Maven has delivered not only capabilities, but also lessons learned.
“What has been most significant is what we’ve learned about the ‘AI pipeline,’” reflected Bingen, who said Maven has been a classroom in which to develop scalable best practices in areas such as data accessibility, preparation, and labeling, not to mention algorithm verification, validation, and management. “Maven is now fielded in enough places that we’re hitting critical mass, and the next true measure of success will be to see actual changes in our analytical workflows.”
Those workflows complement goal No. 3: changing the tasking, processing, exploitation, and dissemination (TPED) model for GEOINT.

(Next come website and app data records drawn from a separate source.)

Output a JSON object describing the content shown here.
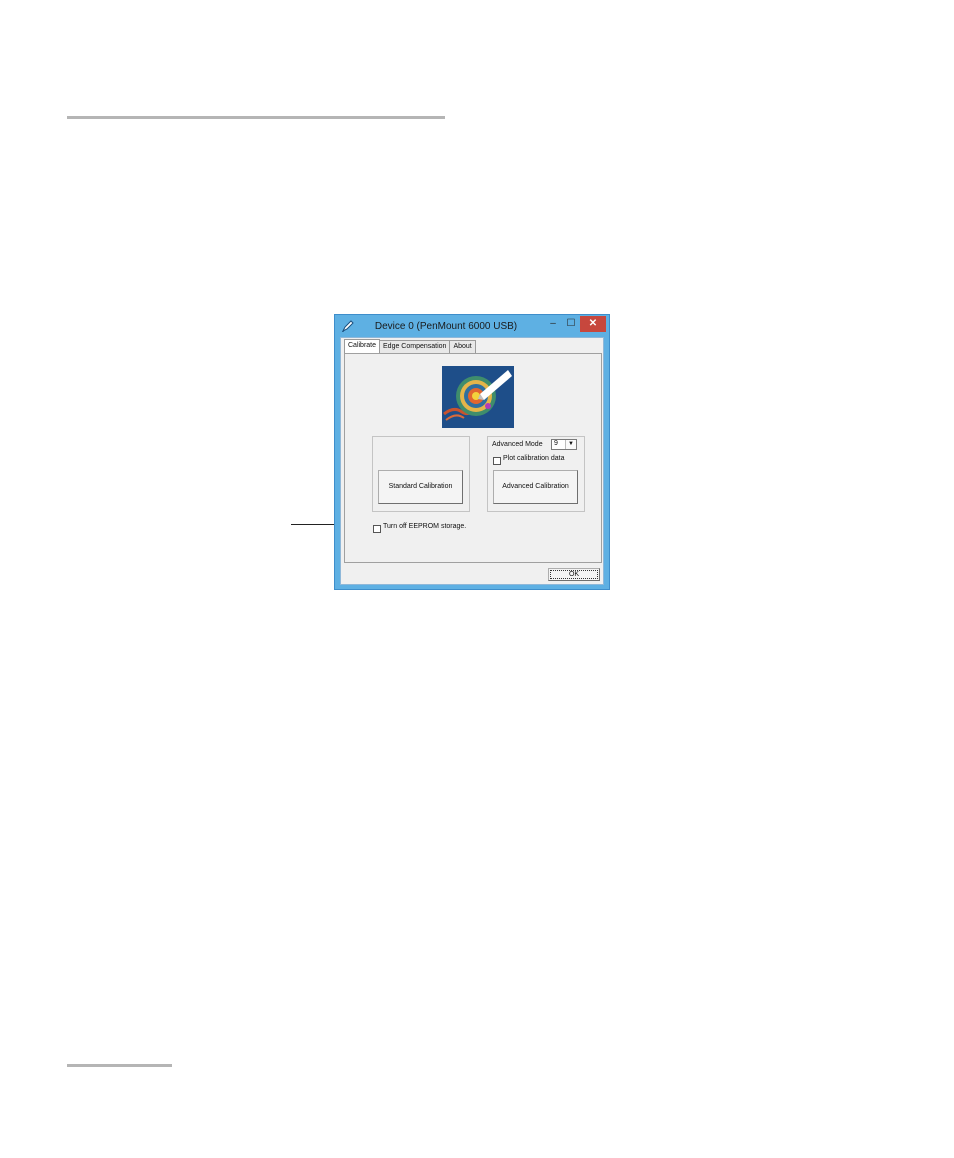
{
  "window": {
    "title": "Device 0 (PenMount 6000 USB)",
    "controls": {
      "minimize": "–",
      "maximize": "☐",
      "close": "✕"
    },
    "icons": {
      "app": "pen-icon",
      "target_image": "target-pen-icon"
    },
    "colors": {
      "frame": "#5eb0e3",
      "close": "#c7473d",
      "client": "#f0f0f0",
      "image_bg": "#1e4e89"
    }
  },
  "tabs": [
    {
      "label": "Calibrate",
      "active": true
    },
    {
      "label": "Edge Compensation",
      "active": false
    },
    {
      "label": "About",
      "active": false
    }
  ],
  "calibrate": {
    "standard_button": "Standard Calibration",
    "advanced_mode_label": "Advanced Mode",
    "advanced_mode_value": "9",
    "plot_checkbox_label": "Plot calibration data",
    "plot_checked": false,
    "advanced_button": "Advanced Calibration",
    "eeprom_checkbox_label": "Turn off EEPROM storage.",
    "eeprom_checked": false
  },
  "footer": {
    "ok_button": "OK"
  }
}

“We need to focus on the ‘ground,’ which has long played second fiddle to collection platforms,” said Bingen, emphasizing the need for domestic and international data sharing and interoperability. “We need a new, more dynamic, integrated model for TPED if we are to keep pace with the changing threat.”
Also needed are enhanced security and diverse talent—goals No. 4 and 5, respectively.
Of security, Bingen said it “is no longer optional, but a necessity” and called on industry to do a better job protecting trade secrets from foes such as China. “What’s in R&D now—what’s being stolen now—is what we’ll face on the battlefield in five to 10 years,” she explained. “And when we no longer have that technical advantage, our military advantage … erodes.”
Of talent, she said, “Our defense intelligence mission demands a diverse workforce. After all, our job is to understand others: other countries, their cultures, geographies, capabilities, and ways of thinking. So, diversity in backgrounds, ethnicity, gender, and in other areas across our ranks and in our thinking is vitally important to our mission success.”
The defense intelligence enterprise faces great challenges; but also, Bingen concluded, great opportunities.
“It is an exciting time to be in GEOINT. This Symposium is a testament to that. … Never has the government had so many diverse options available to it for GEOINT infrastructure, data, services, and applications,” she said. “We are at a true inflection point. We need to tackle our big data challenge; modernize our manual, labor-intensive processes; and better posture for intel in a contested environment.”